I’m only talking here about my own experience and your’s differs from mine in at least one important respect. My repair was carried out through a catheter, while you are receiving OHS. I understand recovery takes much longer with this method due to the surgery required to reach your heart. Obviously any advice relating to that is not for me to comment on.
So Chaitra, there’s plenty of reasons to be positive about your diagnosis. My only wish is that I was as young as you are when I had got my diagnosis. If I had been I think my competition results over the last twenty years might have been very different!
Thank you for sharing your experience. Even though initially I felt depressed, later I convinced myself that at least I was diagnosed before anything worse can happen. Doctor has already briefed me that, I will have restriction 2-3 months after surgery and I should be able to get back to my routine after that. Hoping for the best.
That’s how I felt chaitra. Laid up in hospital wired up to a machine. Couldn’t believe it had happened. It took a while to realise how lucky I had been: Not only had I dodged the ‘stroke bullet’, but as a consequence they had found a hole in my heart that could be fixed before it did any more damage.
I guess open heart surgery is pretty traumatic on the body (the heart handles it relatively fine!) so you need those months to heal up. It sounds like you’re in good shape, so recovery should be a lot quicker than for many. Another reason to be positive.
Talk to your doctor. In my case any right side heart pressure was a no no till surgery, but I was having TIAs and breathing issues as a result of mine.
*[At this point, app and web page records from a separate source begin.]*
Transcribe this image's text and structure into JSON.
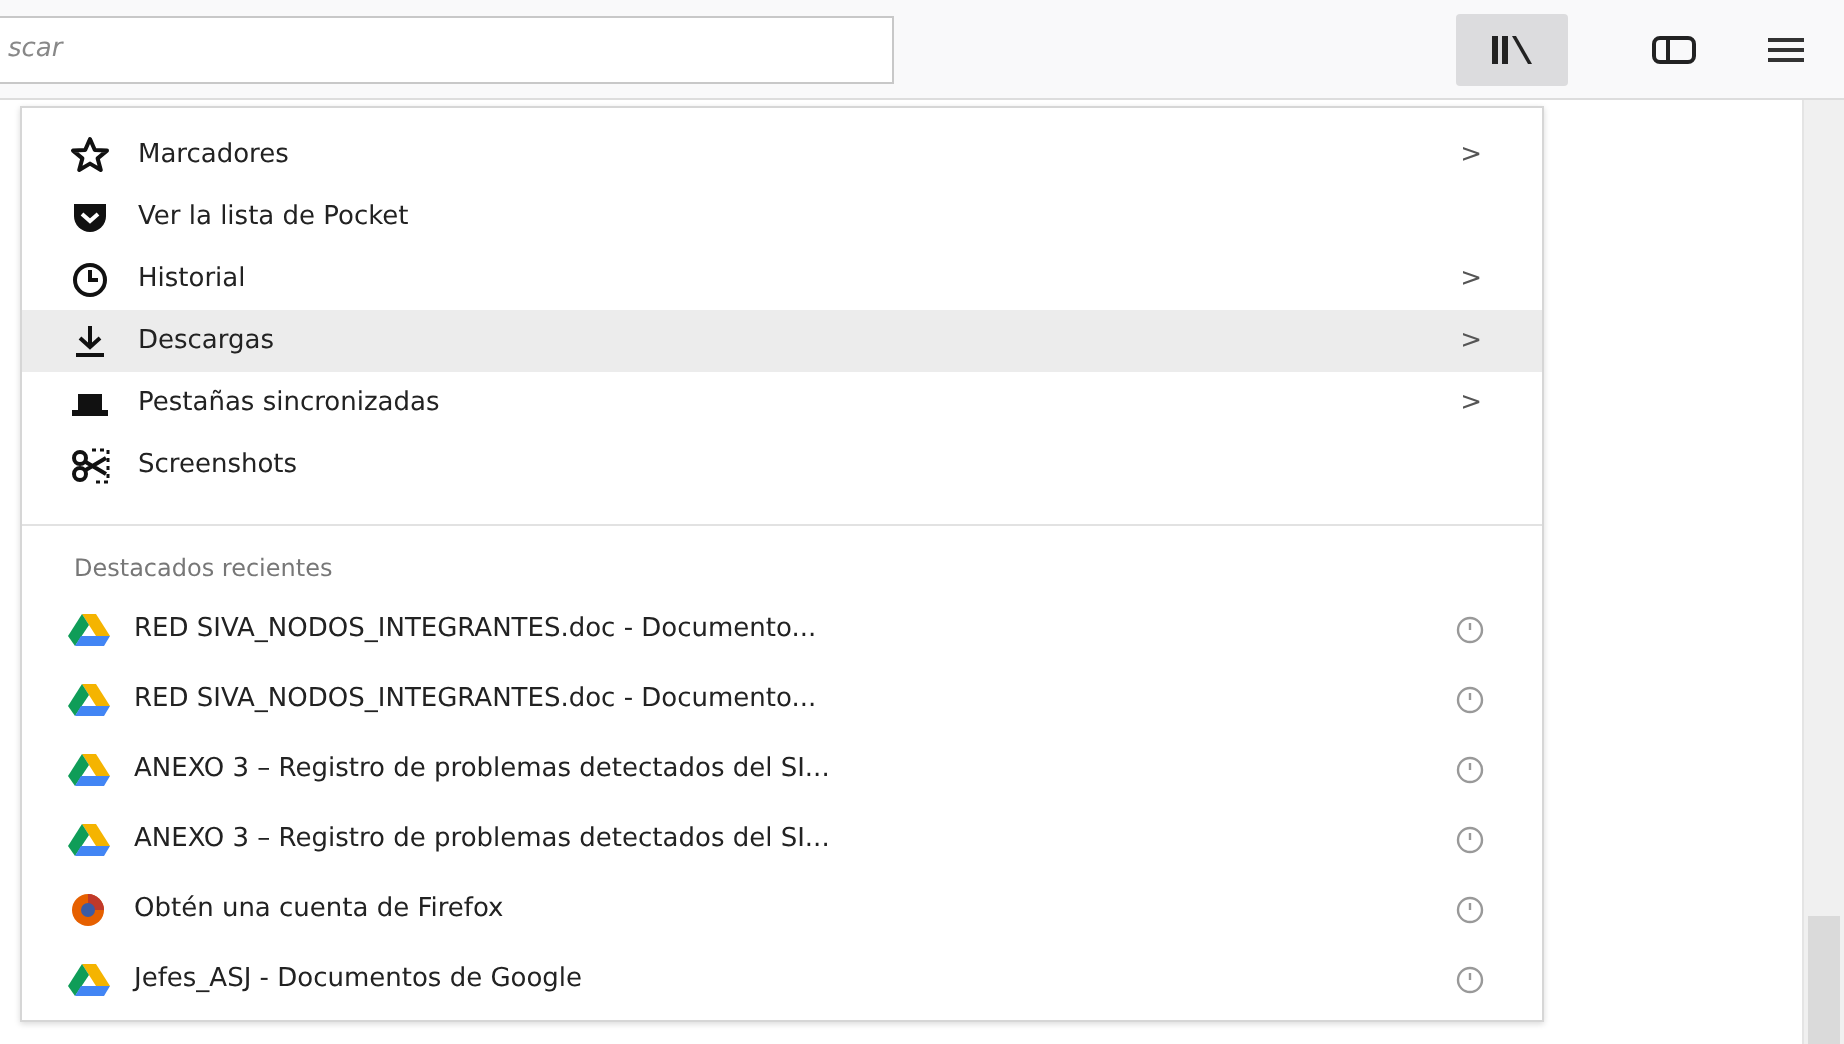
{
  "toolbar": {
    "search": {
      "placeholder": "scar"
    },
    "buttons": [
      {
        "kind": "library",
        "selected": true
      },
      {
        "kind": "sidebar",
        "selected": false
      },
      {
        "kind": "menu",
        "selected": false
      }
    ]
  },
  "library_menu": {
    "items": [
      {
        "label": "Marcadores",
        "submenu": true,
        "selected": false
      },
      {
        "label": "Ver la lista de Pocket",
        "submenu": false,
        "selected": false
      },
      {
        "label": "Historial",
        "submenu": true,
        "selected": false
      },
      {
        "label": "Descargas",
        "submenu": true,
        "selected": true
      },
      {
        "label": "Pestañas sincronizadas",
        "submenu": true,
        "selected": false
      },
      {
        "label": "Screenshots",
        "submenu": false,
        "selected": false
      }
    ],
    "submenu_arrow": ">",
    "recent_header": "Destacados recientes",
    "recent": [
      {
        "kind": "drive",
        "label": "RED SIVA_NODOS_INTEGRANTES.doc - Documento..."
      },
      {
        "kind": "drive",
        "label": "RED SIVA_NODOS_INTEGRANTES.doc - Documento..."
      },
      {
        "kind": "drive",
        "label": "ANEXO 3 – Registro de problemas detectados del SI..."
      },
      {
        "kind": "drive",
        "label": "ANEXO 3 – Registro de problemas detectados del SI..."
      },
      {
        "kind": "firefox",
        "label": "Obtén una cuenta de Firefox"
      },
      {
        "kind": "drive",
        "label": "Jefes_ASJ - Documentos de Google"
      }
    ]
  }
}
I was told the first 2 year cardio only to prevent it from dis lodging . It can take up to 2 years for flesh to grow over it in order to secure device in place.